One practical issue for the SNP is that not all those eligible to vote in the referendum were born in Scotland. Around 800,000 Scottish-born people live in the rest of the UK and are not eligible to vote. Conversely, around 400,000 people from other parts of the UK currently live in Scotland and will be able to vote if eligible.
The referendum is therefore not simply for the Scottish ethnie but will take in a not-insignificant number of other residents too. More importantly, polling evidence showing a majority of the Scottish population favour maintaining the union strongly suggests either that many people have made a pragmatic calculation that the UK offers better prospects for their families and/or that they are comfortable with their present dual identity – Scottish and British. We need only think of African Americans or British Pakistanis to see that such dual identities are not uncommon or particularly difficult to reconcile within the individual self. A recent poll found that 31 per cent of Scots considered themselves equally ‘British and Scottish’ and 8 per cent ‘British not Scottish’, with 23 per cent answering ‘Scottish not British’.
Hence, promoting an exclusively Scottish identity may not directly translate into more referendum ‘yes’ votes.
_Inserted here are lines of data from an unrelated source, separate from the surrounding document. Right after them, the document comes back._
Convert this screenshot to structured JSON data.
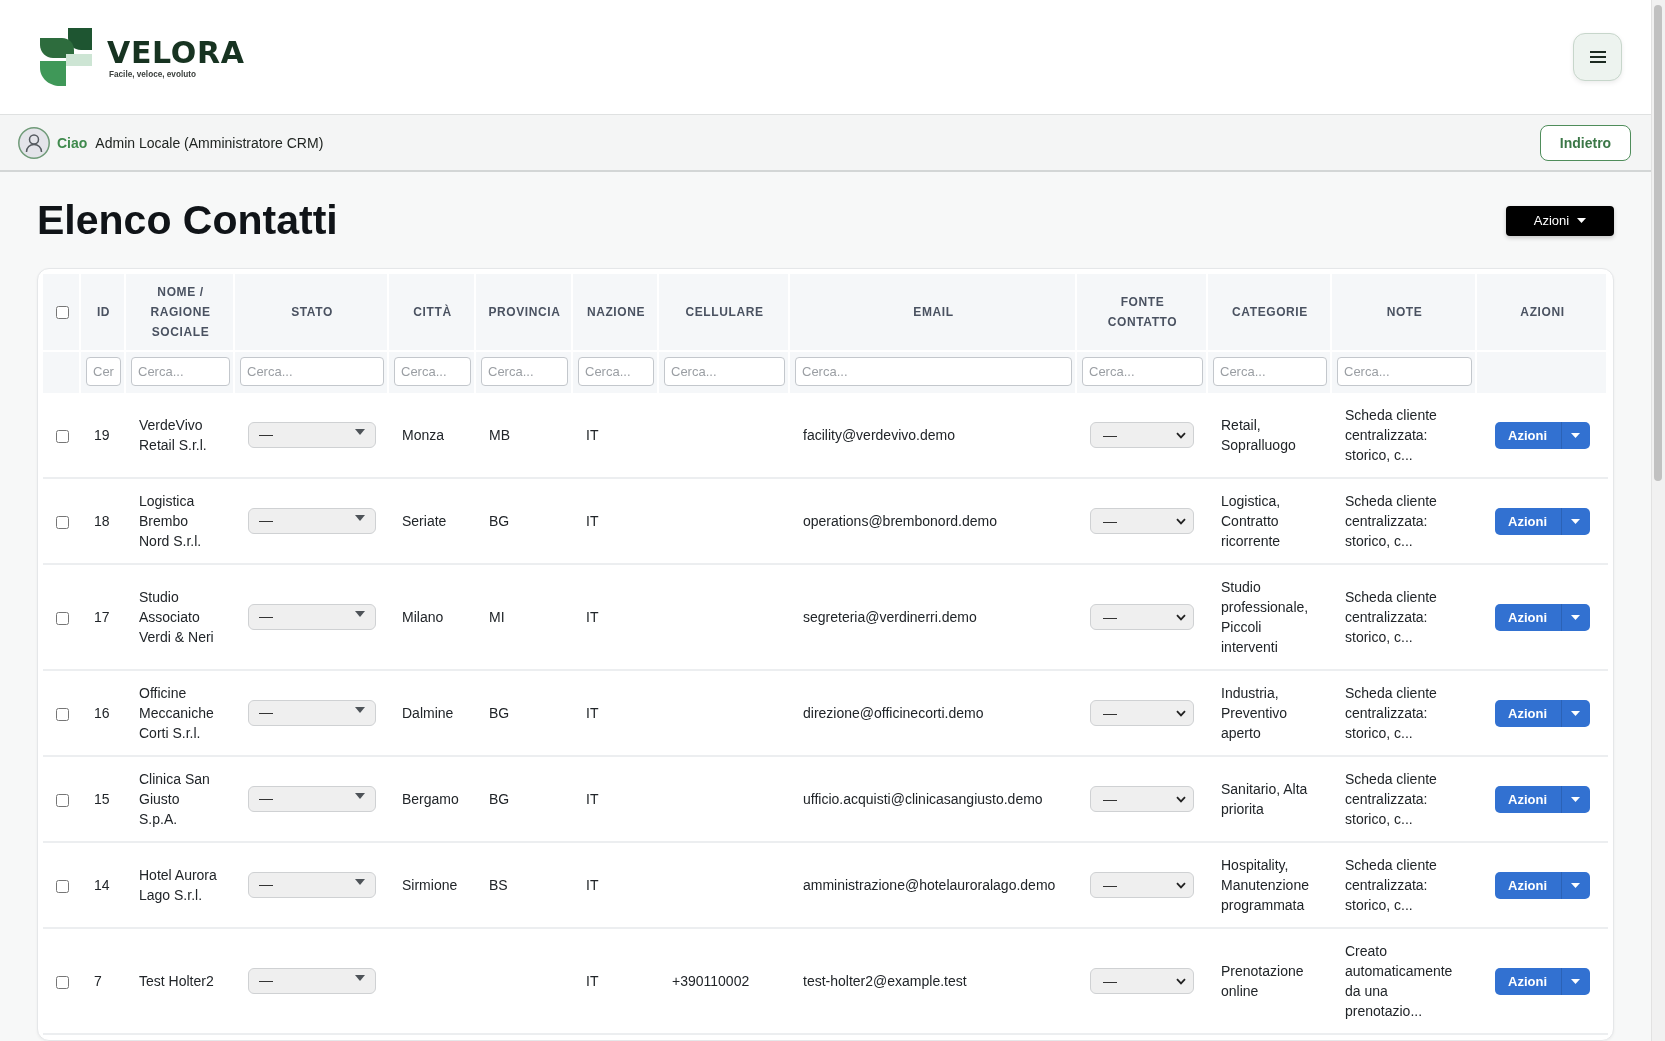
{
  "header": {
    "logo": {
      "name": "VELORA",
      "tagline": "Facile, veloce, evoluto"
    }
  },
  "user_bar": {
    "greeting": "Ciao",
    "user": "Admin Locale (Amministratore CRM)",
    "back_button": "Indietro"
  },
  "page": {
    "title": "Elenco Contatti",
    "actions_button": "Azioni"
  },
  "table": {
    "select_all": {
      "checked": false
    },
    "columns": [
      {
        "label": "ID",
        "kind": "text",
        "placeholder": "Cer"
      },
      {
        "label": "NOME / RAGIONE SOCIALE",
        "kind": "text",
        "placeholder": "Cerca..."
      },
      {
        "label": "STATO",
        "kind": "dropdown",
        "placeholder": "Cerca..."
      },
      {
        "label": "CITTÀ",
        "kind": "text",
        "placeholder": "Cerca..."
      },
      {
        "label": "PROVINCIA",
        "kind": "text",
        "placeholder": "Cerca..."
      },
      {
        "label": "NAZIONE",
        "kind": "text",
        "placeholder": "Cerca..."
      },
      {
        "label": "CELLULARE",
        "kind": "text",
        "placeholder": "Cerca..."
      },
      {
        "label": "EMAIL",
        "kind": "text",
        "placeholder": "Cerca..."
      },
      {
        "label": "FONTE CONTATTO",
        "kind": "select",
        "placeholder": "Cerca..."
      },
      {
        "label": "CATEGORIE",
        "kind": "text",
        "placeholder": "Cerca..."
      },
      {
        "label": "NOTE",
        "kind": "text",
        "placeholder": "Cerca..."
      },
      {
        "label": "AZIONI",
        "kind": "split_button"
      }
    ],
    "rows": [
      {
        "selected": false,
        "id": "19",
        "name": "VerdeVivo Retail S.r.l.",
        "status": "—",
        "city": "Monza",
        "province": "MB",
        "country": "IT",
        "email": "facility@verdevivo.demo",
        "source": "—",
        "categories": "Retail, Sopralluogo",
        "notes": "Scheda cliente centralizzata: storico, c...",
        "action": "Azioni"
      },
      {
        "selected": false,
        "id": "18",
        "name": "Logistica Brembo Nord S.r.l.",
        "status": "—",
        "city": "Seriate",
        "province": "BG",
        "country": "IT",
        "email": "operations@brembonord.demo",
        "source": "—",
        "categories": "Logistica, Contratto ricorrente",
        "notes": "Scheda cliente centralizzata: storico, c...",
        "action": "Azioni"
      },
      {
        "selected": false,
        "id": "17",
        "name": "Studio Associato Verdi & Neri",
        "status": "—",
        "city": "Milano",
        "province": "MI",
        "country": "IT",
        "email": "segreteria@verdinerri.demo",
        "source": "—",
        "categories": "Studio professionale, Piccoli interventi",
        "notes": "Scheda cliente centralizzata: storico, c...",
        "action": "Azioni"
      },
      {
        "selected": false,
        "id": "16",
        "name": "Officine Meccaniche Corti S.r.l.",
        "status": "—",
        "city": "Dalmine",
        "province": "BG",
        "country": "IT",
        "email": "direzione@officinecorti.demo",
        "source": "—",
        "categories": "Industria, Preventivo aperto",
        "notes": "Scheda cliente centralizzata: storico, c...",
        "action": "Azioni"
      },
      {
        "selected": false,
        "id": "15",
        "name": "Clinica San Giusto S.p.A.",
        "status": "—",
        "city": "Bergamo",
        "province": "BG",
        "country": "IT",
        "email": "ufficio.acquisti@clinicasangiusto.demo",
        "source": "—",
        "categories": "Sanitario, Alta priorita",
        "notes": "Scheda cliente centralizzata: storico, c...",
        "action": "Azioni"
      },
      {
        "selected": false,
        "id": "14",
        "name": "Hotel Aurora Lago S.r.l.",
        "status": "—",
        "city": "Sirmione",
        "province": "BS",
        "country": "IT",
        "email": "amministrazione@hotelauroralago.demo",
        "source": "—",
        "categories": "Hospitality, Manutenzione programmata",
        "notes": "Scheda cliente centralizzata: storico, c...",
        "action": "Azioni"
      },
      {
        "selected": false,
        "id": "7",
        "name": "Test Holter2",
        "status": "—",
        "country": "IT",
        "mobile": "+390110002",
        "email": "test-holter2@example.test",
        "source": "—",
        "categories": "Prenotazione online",
        "notes": "Creato automaticamente da una prenotazio...",
        "action": "Azioni"
      }
    ]
  }
}
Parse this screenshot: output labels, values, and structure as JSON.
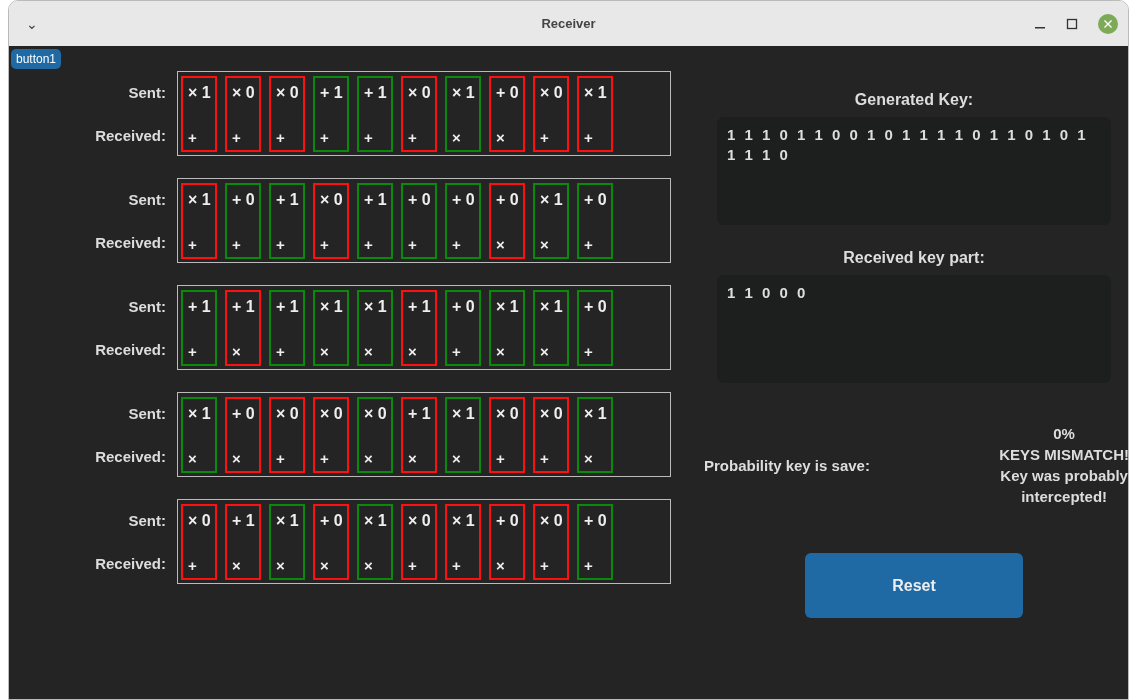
{
  "window": {
    "title": "Receiver",
    "menu_glyph": "⌄"
  },
  "corner_button": "button1",
  "rows": [
    {
      "sent_label": "Sent:",
      "received_label": "Received:",
      "cells": [
        {
          "sent": "× 1",
          "received": "+",
          "match": false
        },
        {
          "sent": "× 0",
          "received": "+",
          "match": false
        },
        {
          "sent": "× 0",
          "received": "+",
          "match": false
        },
        {
          "sent": "+ 1",
          "received": "+",
          "match": true
        },
        {
          "sent": "+ 1",
          "received": "+",
          "match": true
        },
        {
          "sent": "× 0",
          "received": "+",
          "match": false
        },
        {
          "sent": "× 1",
          "received": "×",
          "match": true
        },
        {
          "sent": "+ 0",
          "received": "×",
          "match": false
        },
        {
          "sent": "× 0",
          "received": "+",
          "match": false
        },
        {
          "sent": "× 1",
          "received": "+",
          "match": false
        }
      ]
    },
    {
      "sent_label": "Sent:",
      "received_label": "Received:",
      "cells": [
        {
          "sent": "× 1",
          "received": "+",
          "match": false
        },
        {
          "sent": "+ 0",
          "received": "+",
          "match": true
        },
        {
          "sent": "+ 1",
          "received": "+",
          "match": true
        },
        {
          "sent": "× 0",
          "received": "+",
          "match": false
        },
        {
          "sent": "+ 1",
          "received": "+",
          "match": true
        },
        {
          "sent": "+ 0",
          "received": "+",
          "match": true
        },
        {
          "sent": "+ 0",
          "received": "+",
          "match": true
        },
        {
          "sent": "+ 0",
          "received": "×",
          "match": false
        },
        {
          "sent": "× 1",
          "received": "×",
          "match": true
        },
        {
          "sent": "+ 0",
          "received": "+",
          "match": true
        }
      ]
    },
    {
      "sent_label": "Sent:",
      "received_label": "Received:",
      "cells": [
        {
          "sent": "+ 1",
          "received": "+",
          "match": true
        },
        {
          "sent": "+ 1",
          "received": "×",
          "match": false
        },
        {
          "sent": "+ 1",
          "received": "+",
          "match": true
        },
        {
          "sent": "× 1",
          "received": "×",
          "match": true
        },
        {
          "sent": "× 1",
          "received": "×",
          "match": true
        },
        {
          "sent": "+ 1",
          "received": "×",
          "match": false
        },
        {
          "sent": "+ 0",
          "received": "+",
          "match": true
        },
        {
          "sent": "× 1",
          "received": "×",
          "match": true
        },
        {
          "sent": "× 1",
          "received": "×",
          "match": true
        },
        {
          "sent": "+ 0",
          "received": "+",
          "match": true
        }
      ]
    },
    {
      "sent_label": "Sent:",
      "received_label": "Received:",
      "cells": [
        {
          "sent": "× 1",
          "received": "×",
          "match": true
        },
        {
          "sent": "+ 0",
          "received": "×",
          "match": false
        },
        {
          "sent": "× 0",
          "received": "+",
          "match": false
        },
        {
          "sent": "× 0",
          "received": "+",
          "match": false
        },
        {
          "sent": "× 0",
          "received": "×",
          "match": true
        },
        {
          "sent": "+ 1",
          "received": "×",
          "match": false
        },
        {
          "sent": "× 1",
          "received": "×",
          "match": true
        },
        {
          "sent": "× 0",
          "received": "+",
          "match": false
        },
        {
          "sent": "× 0",
          "received": "+",
          "match": false
        },
        {
          "sent": "× 1",
          "received": "×",
          "match": true
        }
      ]
    },
    {
      "sent_label": "Sent:",
      "received_label": "Received:",
      "cells": [
        {
          "sent": "× 0",
          "received": "+",
          "match": false
        },
        {
          "sent": "+ 1",
          "received": "×",
          "match": false
        },
        {
          "sent": "× 1",
          "received": "×",
          "match": true
        },
        {
          "sent": "+ 0",
          "received": "×",
          "match": false
        },
        {
          "sent": "× 1",
          "received": "×",
          "match": true
        },
        {
          "sent": "× 0",
          "received": "+",
          "match": false
        },
        {
          "sent": "× 1",
          "received": "+",
          "match": false
        },
        {
          "sent": "+ 0",
          "received": "×",
          "match": false
        },
        {
          "sent": "× 0",
          "received": "+",
          "match": false
        },
        {
          "sent": "+ 0",
          "received": "+",
          "match": true
        }
      ]
    }
  ],
  "generated_key": {
    "label": "Generated Key:",
    "value": "1 1 1 0 1 1 0 0 1 0 1 1 1 1 0 1 1 0 1 0 1 1 1 1 0"
  },
  "received_key": {
    "label": "Received key part:",
    "value": "1 1 0 0 0"
  },
  "probability": {
    "label": "Probability key is save:",
    "lines": [
      "0%",
      "KEYS MISMATCH!",
      "Key was probably",
      "intercepted!"
    ]
  },
  "reset_button": "Reset"
}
Perhaps this helps to explain why the White Paper concentrates on the economy and specific policy choices rather than matters of national identity.
Anderson, B. (2006) Imagined Communities: Reflections on the Origin and Spread of Nationalism, Revised Edition (London: Verso Books).
Nairn, T. (1977) The Break-up of Britain: Crisis and Neonationalism (London: NLB).
Smith, A. D. (1986) The Ethnic Origins of Nations (Oxford: Blackwell).
Chapter 23 is clearly the best place to start reading, especially pp.1018-28 on nationalism and independence movements, though the following section on conflict and wars is also useful. The desire for national independence is part of a broader trend towards democratization and the latter can be found on pp.981-8. Then the relationship between global processes and local/national cultures is briefly covered on pp.141-5.
Readings 49, 51 and 53 of Sociology: Introductory Readings provide something of the wider context for debates on the future of the nation state and nationalist movements.